Dataset records |
--- START ---

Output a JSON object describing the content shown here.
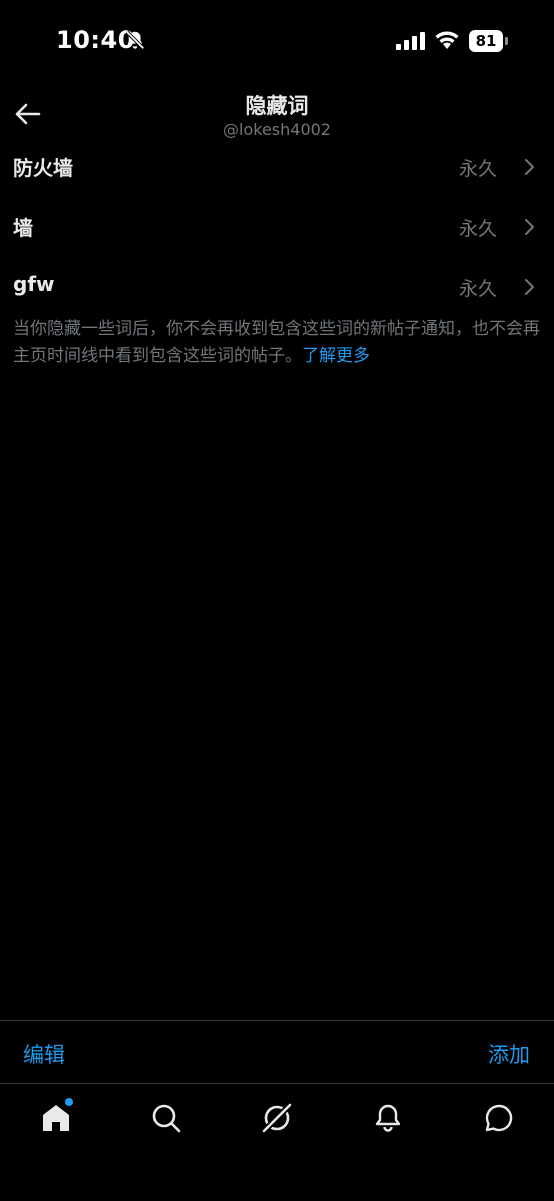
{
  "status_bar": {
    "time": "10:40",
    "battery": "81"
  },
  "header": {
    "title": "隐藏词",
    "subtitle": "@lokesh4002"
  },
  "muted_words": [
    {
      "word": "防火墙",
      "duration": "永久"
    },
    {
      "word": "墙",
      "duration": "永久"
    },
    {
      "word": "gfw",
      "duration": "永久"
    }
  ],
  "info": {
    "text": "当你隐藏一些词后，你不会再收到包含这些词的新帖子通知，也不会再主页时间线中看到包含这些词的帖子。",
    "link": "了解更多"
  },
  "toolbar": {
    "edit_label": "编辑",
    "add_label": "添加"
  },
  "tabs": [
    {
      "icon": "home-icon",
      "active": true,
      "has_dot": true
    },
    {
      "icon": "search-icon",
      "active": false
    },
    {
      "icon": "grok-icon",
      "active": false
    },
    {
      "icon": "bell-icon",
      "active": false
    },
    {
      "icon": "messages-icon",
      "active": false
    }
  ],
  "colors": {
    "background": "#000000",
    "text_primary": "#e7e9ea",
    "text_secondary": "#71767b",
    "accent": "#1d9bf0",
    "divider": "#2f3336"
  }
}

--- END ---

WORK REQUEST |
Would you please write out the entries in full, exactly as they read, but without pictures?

TASK SOLUTION |
Output a JSON object describing the content shown here.
{
  "status_bar": {
    "time": "10:40",
    "battery": "81"
  },
  "header": {
    "title": "隐藏词",
    "subtitle": "@lokesh4002"
  },
  "muted_words": [
    {
      "word": "防火墙",
      "duration": "永久"
    },
    {
      "word": "墙",
      "duration": "永久"
    },
    {
      "word": "gfw",
      "duration": "永久"
    }
  ],
  "info": {
    "text": "当你隐藏一些词后，你不会再收到包含这些词的新帖子通知，也不会再主页时间线中看到包含这些词的帖子。",
    "link": "了解更多"
  },
  "toolbar": {
    "edit_label": "编辑",
    "add_label": "添加"
  },
  "tabs": [
    {
      "icon": "home-icon",
      "active": true,
      "has_dot": true
    },
    {
      "icon": "search-icon",
      "active": false
    },
    {
      "icon": "grok-icon",
      "active": false
    },
    {
      "icon": "bell-icon",
      "active": false
    },
    {
      "icon": "messages-icon",
      "active": false
    }
  ],
  "colors": {
    "background": "#000000",
    "text_primary": "#e7e9ea",
    "text_secondary": "#71767b",
    "accent": "#1d9bf0",
    "divider": "#2f3336"
  }
}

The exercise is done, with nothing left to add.